The American Society of Breast Disease has issued a new statement to help physicians inform women on how breast density affects breast cancer screening and cancer risk. The statement outlines seven points which ASBD recommends as an algorithm for breast cancer screening.
The following is a summary of the statement:
1. Effective screening for breast cancer is not just a single test. It is a multidisciplinary, inclusive process involving primary physicians, Ob-Gyn specialists, and their patients.
2. Due to the multidisciplinary approach to breast care, ASBD acknowledges that the various clinicians involved may have different opinions about that care.
3. The technical and scientific information related to the dense breast issue is best analyzed by medical professionals.
4. Information provided to various stakeholders should be relayed to them in their own "language."
5. Medical professionals should make recommendations and establish quality performance standards based on science, experience, and judgment. The broader marketplace of breast care should then allocate resources according to supply and demand.

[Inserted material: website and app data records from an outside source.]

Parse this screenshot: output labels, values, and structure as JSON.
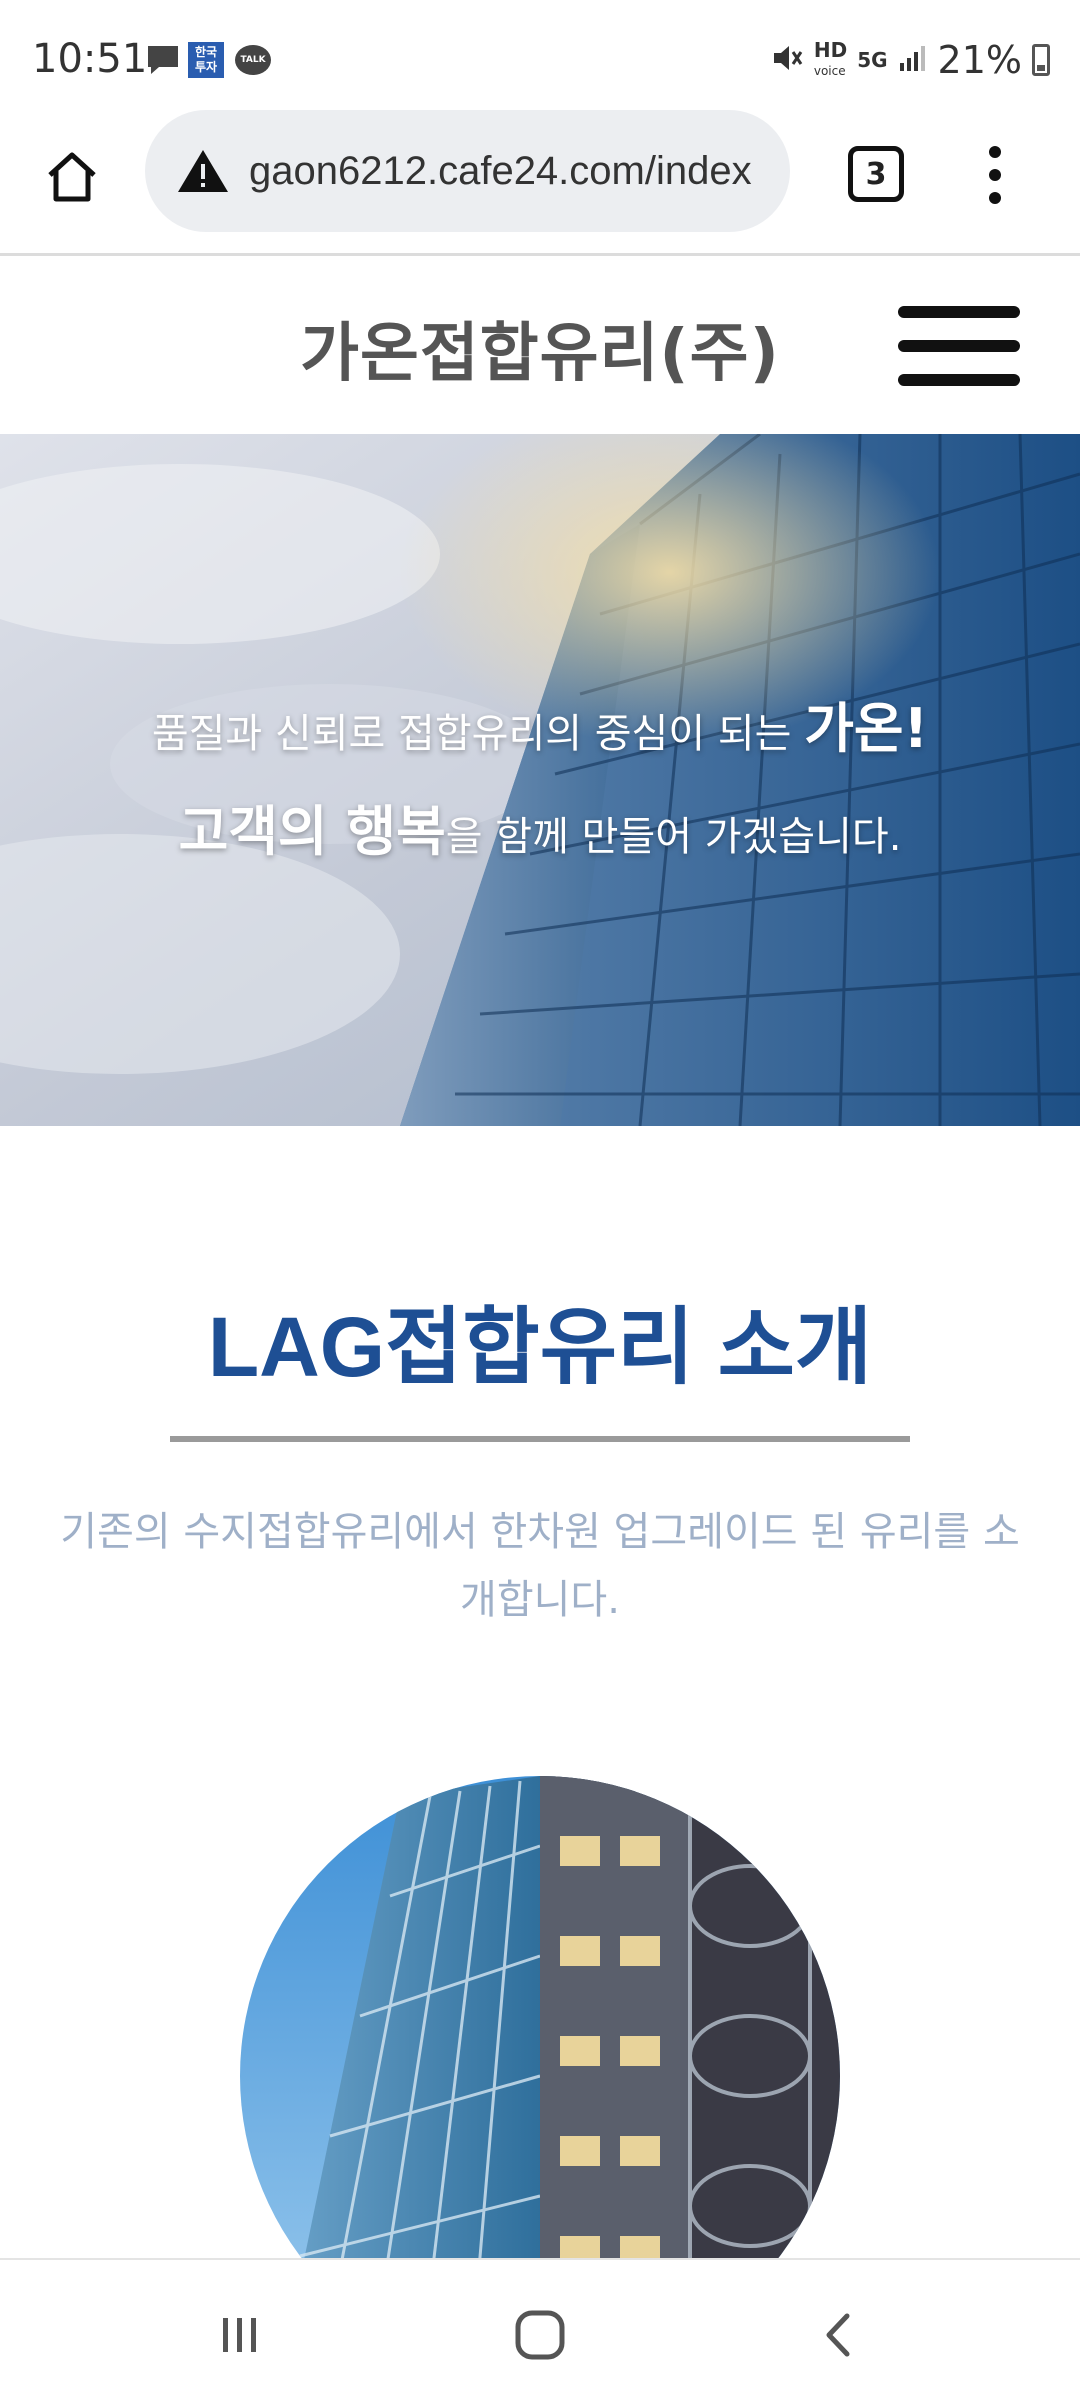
{
  "status_bar": {
    "time": "10:51",
    "notifications": [
      "message-icon",
      "news-icon",
      "kakaotalk-icon"
    ],
    "news_icon_text": "한국\n투자",
    "talk_icon_text": "TALK",
    "network_label": "HD",
    "network_sub": "voice",
    "network_gen": "5G",
    "battery_percent": "21%"
  },
  "browser": {
    "url": "gaon6212.cafe24.com/index",
    "tab_count": "3"
  },
  "site": {
    "title": "가온접합유리(주)"
  },
  "hero": {
    "line1_text": "품질과 신뢰로 접합유리의 중심이 되는 ",
    "line1_emphasis": "가온!",
    "line2_emphasis": "고객의 행복",
    "line2_text": "을 함께 만들어 가겠습니다."
  },
  "intro": {
    "title": "LAG접합유리 소개",
    "description": "기존의 수지접합유리에서 한차원 업그레이드 된 유리를 소개합니다."
  },
  "colors": {
    "accent": "#1e4f94",
    "description_text": "#9fb0c8",
    "title_gray": "#555555"
  }
}
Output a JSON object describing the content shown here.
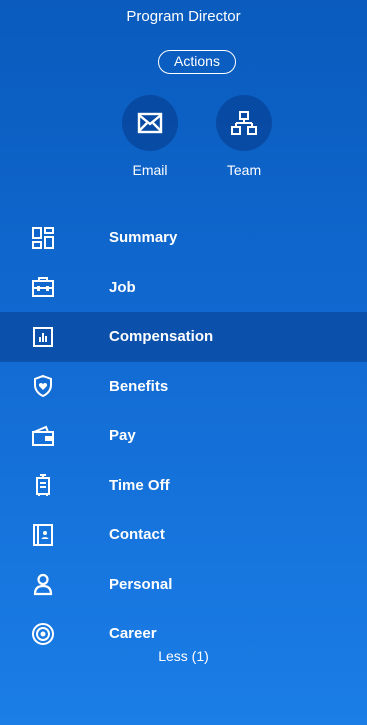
{
  "header": {
    "job_title": "Program Director",
    "actions_label": "Actions"
  },
  "quick_actions": [
    {
      "label": "Email",
      "icon": "mail-icon"
    },
    {
      "label": "Team",
      "icon": "org-chart-icon"
    }
  ],
  "nav": {
    "active": "Compensation",
    "items": [
      {
        "label": "Summary",
        "icon": "summary-grid-icon"
      },
      {
        "label": "Job",
        "icon": "briefcase-icon"
      },
      {
        "label": "Compensation",
        "icon": "compensation-chart-icon"
      },
      {
        "label": "Benefits",
        "icon": "shield-heart-icon"
      },
      {
        "label": "Pay",
        "icon": "wallet-icon"
      },
      {
        "label": "Time Off",
        "icon": "luggage-icon"
      },
      {
        "label": "Contact",
        "icon": "contact-book-icon"
      },
      {
        "label": "Personal",
        "icon": "person-icon"
      },
      {
        "label": "Career",
        "icon": "target-icon"
      }
    ]
  },
  "footer": {
    "less_label": "Less (1)"
  },
  "colors": {
    "background_top": "#0a5bbd",
    "background_bottom": "#1b7de6",
    "active_row": "#0b4fa3",
    "text": "#ffffff"
  }
}
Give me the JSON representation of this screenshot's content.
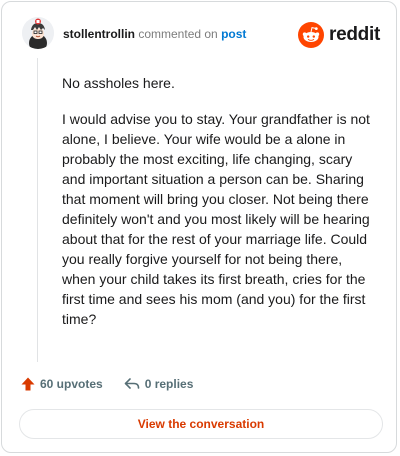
{
  "comment": {
    "username": "stollentrollin",
    "verb": "commented on",
    "post_link": "post",
    "paragraphs": [
      "No assholes here.",
      "I would advise you to stay. Your grandfather is not alone, I believe. Your wife would be a alone in probably the most exciting, life changing, scary and important situation a person can be. Sharing that moment will bring you closer. Not being there definitely won't and you most likely will be hearing about that for the rest of your marriage life. Could you really forgive yourself for not being there, when your child takes its first breath, cries for the first time and sees his mom (and you) for the first time?"
    ]
  },
  "brand": {
    "name": "reddit",
    "icon": "reddit-snoo-icon",
    "color": "#ff4500"
  },
  "actions": {
    "upvotes": "60 upvotes",
    "replies": "0 replies"
  },
  "cta": {
    "label": "View the conversation"
  },
  "colors": {
    "accent": "#d93a00",
    "link": "#0079d3",
    "muted": "#576f76"
  }
}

6. Decision-making should be a combined effort between patients and their physicians.
7. Legislative initiatives related to medical care are reasonable actions.
ASBD believes that if women know their lifetime risk, which is determined by several factors such as age and family history, and whether or not their breasts are dense, they can better understand their physician’s recommendations and make more informed screening decisions. Breast density increases lifetime breast cancer risk by about three to four times compared to women who do not have a dense breast pattern on the mammogram.
For these reasons, breast density has emerged as an important criterion in breast cancer screening, and has been the subject of legislation in several states. Five states now mandate that breast density results be communicated to patients in a “patient’s results letter,” according to the press release. These states include California, New York, Virginia, Connecticut, and Texas, encompassing 30% of the nation’s women. Similar legislation is being considered in more than a dozen other states, and Congress is considering a federal law on the subject.
By making breast density and lifetime risk a consideration in breast cancer screening, ASBD hopes that women will be more informed and willing to work with their physicians when making decisions about their breast care.